Yes, you can track down the person who dropped off your food at the table, but when servers primarily become delivery people, the sense of “responsibility” for a customer’s satisfaction is diluted. This might save the server from having to deal with difficult customers, but it also makes the experience for both server and diner more purely transactional, a little colder all around.
I recently ordered a slice of pizza at a trendy new spot in New Orleans that has become an Instagram darling. When it came out of the oven, my name was called and it was handed off wordlessly on a paper plate. In a town known for its hospitality, that seemed a little off—and it also made me feel like the place didn’t care about me as a customer. I’m empathetic: it’s a difficult moment in which to be a restaurant worker, and as a diner, that stress is something you can feel as soon as you walk through the door.
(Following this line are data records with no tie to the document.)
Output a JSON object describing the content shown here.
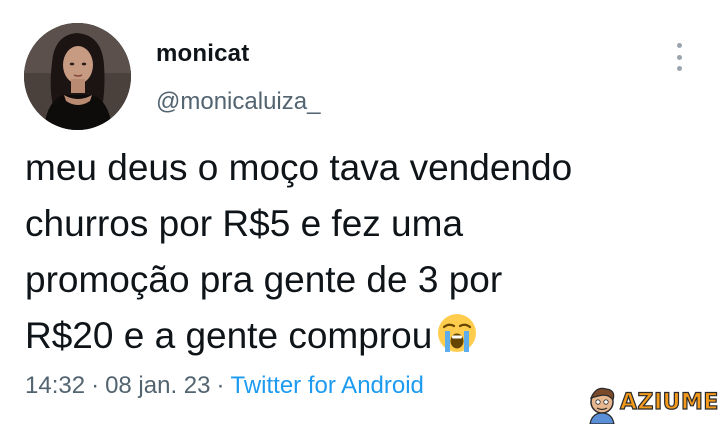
{
  "author": {
    "display_name": "monicat",
    "handle": "@monicaluiza_",
    "avatar_icon": "profile-photo"
  },
  "tweet": {
    "lines": [
      "meu deus o moço tava vendendo",
      "churros por R$5 e fez uma",
      "promoção pra gente de 3 por",
      "R$20 e a gente comprou"
    ],
    "emoji": "loudly-crying-face"
  },
  "meta": {
    "time": "14:32",
    "date": "08 jan. 23",
    "source": "Twitter for Android",
    "separator": "·"
  },
  "more_icon": "vertical-ellipsis-icon",
  "watermark": {
    "text": "AZIUME"
  },
  "colors": {
    "text": "#0f1419",
    "secondary": "#536471",
    "link": "#1d9bf0",
    "watermark": "#f39a1d"
  }
}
But what diners are encountering is a far cry from the aura that good restaurants have always striven to create. “The business of feeding people is the most amazing business in the world,” Jose Andres, the chef and philanthropist behind World Central Kitchen, has said. Harlem-based chef Marcus Samuelsson has said that an extraordinary meal can make customers feel “honored, respected and maybe a little bit loved.” Servers, however, are a crucial link, no matter how much the industry tries to phase out their responsibilities. How can a restaurant achieve such an atmosphere when adequate resources aren’t allotted to the employees who cultivate it?
Yes, restaurants are being hammered by all kinds of rising expenses, from food to rent to utilities. But if dining out becomes less of a warm, sociable experience, and ordering on screens is fast and easy, there may be fewer people in restaurants—servers and customers alike.